* **Activity**:
Repeat back the listing below, word for word and in full.

* **Provided material**:
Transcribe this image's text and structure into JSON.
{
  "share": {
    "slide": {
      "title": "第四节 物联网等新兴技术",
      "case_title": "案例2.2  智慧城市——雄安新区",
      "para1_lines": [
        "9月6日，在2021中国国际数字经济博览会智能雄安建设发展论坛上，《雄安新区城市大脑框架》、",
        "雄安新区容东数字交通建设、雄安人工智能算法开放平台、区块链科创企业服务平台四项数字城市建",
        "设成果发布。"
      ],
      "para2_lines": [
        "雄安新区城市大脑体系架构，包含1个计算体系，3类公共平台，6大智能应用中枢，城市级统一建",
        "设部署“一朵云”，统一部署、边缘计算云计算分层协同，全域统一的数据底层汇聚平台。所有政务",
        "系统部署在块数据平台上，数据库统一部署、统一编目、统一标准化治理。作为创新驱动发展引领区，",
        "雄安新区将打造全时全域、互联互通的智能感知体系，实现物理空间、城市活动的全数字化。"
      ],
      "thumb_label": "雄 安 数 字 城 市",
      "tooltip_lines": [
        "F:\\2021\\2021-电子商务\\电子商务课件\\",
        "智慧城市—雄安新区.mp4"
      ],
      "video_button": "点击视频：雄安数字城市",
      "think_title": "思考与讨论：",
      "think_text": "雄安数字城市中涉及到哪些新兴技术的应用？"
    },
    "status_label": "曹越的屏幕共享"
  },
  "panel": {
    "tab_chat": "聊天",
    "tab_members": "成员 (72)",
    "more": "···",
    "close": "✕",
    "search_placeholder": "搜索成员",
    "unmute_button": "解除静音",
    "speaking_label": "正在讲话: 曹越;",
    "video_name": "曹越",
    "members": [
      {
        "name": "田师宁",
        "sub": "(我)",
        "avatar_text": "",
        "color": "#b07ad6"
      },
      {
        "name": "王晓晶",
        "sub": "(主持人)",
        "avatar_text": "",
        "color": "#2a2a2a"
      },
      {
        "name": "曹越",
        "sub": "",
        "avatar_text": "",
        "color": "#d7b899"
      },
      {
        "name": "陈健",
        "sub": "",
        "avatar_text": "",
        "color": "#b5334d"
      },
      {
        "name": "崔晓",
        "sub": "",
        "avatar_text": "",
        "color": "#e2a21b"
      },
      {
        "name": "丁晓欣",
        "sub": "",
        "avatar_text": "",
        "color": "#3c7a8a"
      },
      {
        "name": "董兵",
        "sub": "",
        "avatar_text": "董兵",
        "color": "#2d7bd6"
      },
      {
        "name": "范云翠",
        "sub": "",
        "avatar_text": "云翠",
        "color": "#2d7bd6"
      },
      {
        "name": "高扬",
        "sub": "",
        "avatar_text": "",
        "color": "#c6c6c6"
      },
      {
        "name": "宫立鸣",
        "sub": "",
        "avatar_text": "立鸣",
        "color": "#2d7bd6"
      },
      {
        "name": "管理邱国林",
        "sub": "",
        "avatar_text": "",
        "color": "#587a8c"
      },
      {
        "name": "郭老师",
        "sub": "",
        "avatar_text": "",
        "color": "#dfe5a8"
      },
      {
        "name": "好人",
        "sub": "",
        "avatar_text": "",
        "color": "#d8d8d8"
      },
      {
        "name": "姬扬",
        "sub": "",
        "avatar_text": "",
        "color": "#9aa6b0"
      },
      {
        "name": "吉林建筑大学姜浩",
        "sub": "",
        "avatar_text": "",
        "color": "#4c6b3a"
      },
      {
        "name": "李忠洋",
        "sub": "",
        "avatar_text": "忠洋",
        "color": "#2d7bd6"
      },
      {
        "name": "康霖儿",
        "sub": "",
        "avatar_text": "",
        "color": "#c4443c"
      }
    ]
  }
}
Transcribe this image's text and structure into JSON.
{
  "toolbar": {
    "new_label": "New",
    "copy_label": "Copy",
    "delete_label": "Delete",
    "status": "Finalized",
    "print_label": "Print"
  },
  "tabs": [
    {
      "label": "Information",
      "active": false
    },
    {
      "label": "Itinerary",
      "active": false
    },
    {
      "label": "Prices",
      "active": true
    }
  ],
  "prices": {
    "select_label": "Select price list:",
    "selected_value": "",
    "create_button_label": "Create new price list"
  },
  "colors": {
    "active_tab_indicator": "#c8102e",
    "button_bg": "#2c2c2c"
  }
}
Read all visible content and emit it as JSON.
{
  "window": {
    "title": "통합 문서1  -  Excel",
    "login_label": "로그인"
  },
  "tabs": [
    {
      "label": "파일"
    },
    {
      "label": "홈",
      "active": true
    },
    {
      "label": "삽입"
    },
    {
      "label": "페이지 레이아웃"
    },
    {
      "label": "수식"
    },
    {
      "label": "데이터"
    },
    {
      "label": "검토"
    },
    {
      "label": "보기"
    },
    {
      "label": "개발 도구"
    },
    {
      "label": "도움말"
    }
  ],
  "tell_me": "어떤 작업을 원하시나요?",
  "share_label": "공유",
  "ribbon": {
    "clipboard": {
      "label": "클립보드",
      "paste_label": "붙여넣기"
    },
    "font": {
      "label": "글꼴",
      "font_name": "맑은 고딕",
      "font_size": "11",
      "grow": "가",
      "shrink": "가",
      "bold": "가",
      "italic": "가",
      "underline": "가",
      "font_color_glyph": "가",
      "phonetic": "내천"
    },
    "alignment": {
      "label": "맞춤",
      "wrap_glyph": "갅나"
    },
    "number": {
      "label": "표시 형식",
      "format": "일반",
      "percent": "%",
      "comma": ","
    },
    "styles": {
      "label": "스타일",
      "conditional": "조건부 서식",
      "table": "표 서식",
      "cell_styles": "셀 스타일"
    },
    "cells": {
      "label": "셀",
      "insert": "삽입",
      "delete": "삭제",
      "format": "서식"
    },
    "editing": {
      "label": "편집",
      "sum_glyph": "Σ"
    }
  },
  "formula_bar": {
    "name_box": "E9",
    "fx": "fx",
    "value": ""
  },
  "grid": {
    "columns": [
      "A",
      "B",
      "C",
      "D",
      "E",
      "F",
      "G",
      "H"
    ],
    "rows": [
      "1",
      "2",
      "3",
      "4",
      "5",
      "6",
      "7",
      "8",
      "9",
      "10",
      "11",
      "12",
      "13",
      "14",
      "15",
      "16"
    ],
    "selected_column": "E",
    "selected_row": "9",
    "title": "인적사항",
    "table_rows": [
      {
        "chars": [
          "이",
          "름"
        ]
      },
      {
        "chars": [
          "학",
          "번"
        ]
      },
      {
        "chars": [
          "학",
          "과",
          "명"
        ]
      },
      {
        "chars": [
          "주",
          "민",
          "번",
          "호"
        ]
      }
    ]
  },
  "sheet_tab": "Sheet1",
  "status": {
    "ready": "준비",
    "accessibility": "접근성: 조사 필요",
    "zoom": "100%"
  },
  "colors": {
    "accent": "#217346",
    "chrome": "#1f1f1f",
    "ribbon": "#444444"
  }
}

* **Solution**:
Transcribe this image's text and structure into JSON.
{
  "share": {
    "slide": {
      "title": "第四节 物联网等新兴技术",
      "case_title": "案例2.2  智慧城市——雄安新区",
      "para1_lines": [
        "9月6日，在2021中国国际数字经济博览会智能雄安建设发展论坛上，《雄安新区城市大脑框架》、",
        "雄安新区容东数字交通建设、雄安人工智能算法开放平台、区块链科创企业服务平台四项数字城市建",
        "设成果发布。"
      ],
      "para2_lines": [
        "雄安新区城市大脑体系架构，包含1个计算体系，3类公共平台，6大智能应用中枢，城市级统一建",
        "设部署“一朵云”，统一部署、边缘计算云计算分层协同，全域统一的数据底层汇聚平台。所有政务",
        "系统部署在块数据平台上，数据库统一部署、统一编目、统一标准化治理。作为创新驱动发展引领区，",
        "雄安新区将打造全时全域、互联互通的智能感知体系，实现物理空间、城市活动的全数字化。"
      ],
      "thumb_label": "雄 安 数 字 城 市",
      "tooltip_lines": [
        "F:\\2021\\2021-电子商务\\电子商务课件\\",
        "智慧城市—雄安新区.mp4"
      ],
      "video_button": "点击视频：雄安数字城市",
      "think_title": "思考与讨论：",
      "think_text": "雄安数字城市中涉及到哪些新兴技术的应用？"
    },
    "status_label": "曹越的屏幕共享"
  },
  "panel": {
    "tab_chat": "聊天",
    "tab_members": "成员 (72)",
    "more": "···",
    "close": "✕",
    "search_placeholder": "搜索成员",
    "unmute_button": "解除静音",
    "speaking_label": "正在讲话: 曹越;",
    "video_name": "曹越",
    "members": [
      {
        "name": "田师宁",
        "sub": "(我)",
        "avatar_text": "",
        "color": "#b07ad6"
      },
      {
        "name": "王晓晶",
        "sub": "(主持人)",
        "avatar_text": "",
        "color": "#2a2a2a"
      },
      {
        "name": "曹越",
        "sub": "",
        "avatar_text": "",
        "color": "#d7b899"
      },
      {
        "name": "陈健",
        "sub": "",
        "avatar_text": "",
        "color": "#b5334d"
      },
      {
        "name": "崔晓",
        "sub": "",
        "avatar_text": "",
        "color": "#e2a21b"
      },
      {
        "name": "丁晓欣",
        "sub": "",
        "avatar_text": "",
        "color": "#3c7a8a"
      },
      {
        "name": "董兵",
        "sub": "",
        "avatar_text": "董兵",
        "color": "#2d7bd6"
      },
      {
        "name": "范云翠",
        "sub": "",
        "avatar_text": "云翠",
        "color": "#2d7bd6"
      },
      {
        "name": "高扬",
        "sub": "",
        "avatar_text": "",
        "color": "#c6c6c6"
      },
      {
        "name": "宫立鸣",
        "sub": "",
        "avatar_text": "立鸣",
        "color": "#2d7bd6"
      },
      {
        "name": "管理邱国林",
        "sub": "",
        "avatar_text": "",
        "color": "#587a8c"
      },
      {
        "name": "郭老师",
        "sub": "",
        "avatar_text": "",
        "color": "#dfe5a8"
      },
      {
        "name": "好人",
        "sub": "",
        "avatar_text": "",
        "color": "#d8d8d8"
      },
      {
        "name": "姬扬",
        "sub": "",
        "avatar_text": "",
        "color": "#9aa6b0"
      },
      {
        "name": "吉林建筑大学姜浩",
        "sub": "",
        "avatar_text": "",
        "color": "#4c6b3a"
      },
      {
        "name": "李忠洋",
        "sub": "",
        "avatar_text": "忠洋",
        "color": "#2d7bd6"
      },
      {
        "name": "康霖儿",
        "sub": "",
        "avatar_text": "",
        "color": "#c4443c"
      }
    ]
  }
}
Transcribe this image's text and structure into JSON.
{
  "toolbar": {
    "new_label": "New",
    "copy_label": "Copy",
    "delete_label": "Delete",
    "status": "Finalized",
    "print_label": "Print"
  },
  "tabs": [
    {
      "label": "Information",
      "active": false
    },
    {
      "label": "Itinerary",
      "active": false
    },
    {
      "label": "Prices",
      "active": true
    }
  ],
  "prices": {
    "select_label": "Select price list:",
    "selected_value": "",
    "create_button_label": "Create new price list"
  },
  "colors": {
    "active_tab_indicator": "#c8102e",
    "button_bg": "#2c2c2c"
  }
}
Read all visible content and emit it as JSON.
{
  "window": {
    "title": "통합 문서1  -  Excel",
    "login_label": "로그인"
  },
  "tabs": [
    {
      "label": "파일"
    },
    {
      "label": "홈",
      "active": true
    },
    {
      "label": "삽입"
    },
    {
      "label": "페이지 레이아웃"
    },
    {
      "label": "수식"
    },
    {
      "label": "데이터"
    },
    {
      "label": "검토"
    },
    {
      "label": "보기"
    },
    {
      "label": "개발 도구"
    },
    {
      "label": "도움말"
    }
  ],
  "tell_me": "어떤 작업을 원하시나요?",
  "share_label": "공유",
  "ribbon": {
    "clipboard": {
      "label": "클립보드",
      "paste_label": "붙여넣기"
    },
    "font": {
      "label": "글꼴",
      "font_name": "맑은 고딕",
      "font_size": "11",
      "grow": "가",
      "shrink": "가",
      "bold": "가",
      "italic": "가",
      "underline": "가",
      "font_color_glyph": "가",
      "phonetic": "내천"
    },
    "alignment": {
      "label": "맞춤",
      "wrap_glyph": "갅나"
    },
    "number": {
      "label": "표시 형식",
      "format": "일반",
      "percent": "%",
      "comma": ","
    },
    "styles": {
      "label": "스타일",
      "conditional": "조건부 서식",
      "table": "표 서식",
      "cell_styles": "셀 스타일"
    },
    "cells": {
      "label": "셀",
      "insert": "삽입",
      "delete": "삭제",
      "format": "서식"
    },
    "editing": {
      "label": "편집",
      "sum_glyph": "Σ"
    }
  },
  "formula_bar": {
    "name_box": "E9",
    "fx": "fx",
    "value": ""
  },
  "grid": {
    "columns": [
      "A",
      "B",
      "C",
      "D",
      "E",
      "F",
      "G",
      "H"
    ],
    "rows": [
      "1",
      "2",
      "3",
      "4",
      "5",
      "6",
      "7",
      "8",
      "9",
      "10",
      "11",
      "12",
      "13",
      "14",
      "15",
      "16"
    ],
    "selected_column": "E",
    "selected_row": "9",
    "title": "인적사항",
    "table_rows": [
      {
        "chars": [
          "이",
          "름"
        ]
      },
      {
        "chars": [
          "학",
          "번"
        ]
      },
      {
        "chars": [
          "학",
          "과",
          "명"
        ]
      },
      {
        "chars": [
          "주",
          "민",
          "번",
          "호"
        ]
      }
    ]
  },
  "sheet_tab": "Sheet1",
  "status": {
    "ready": "준비",
    "accessibility": "접근성: 조사 필요",
    "zoom": "100%"
  },
  "colors": {
    "accent": "#217346",
    "chrome": "#1f1f1f",
    "ribbon": "#444444"
  }
}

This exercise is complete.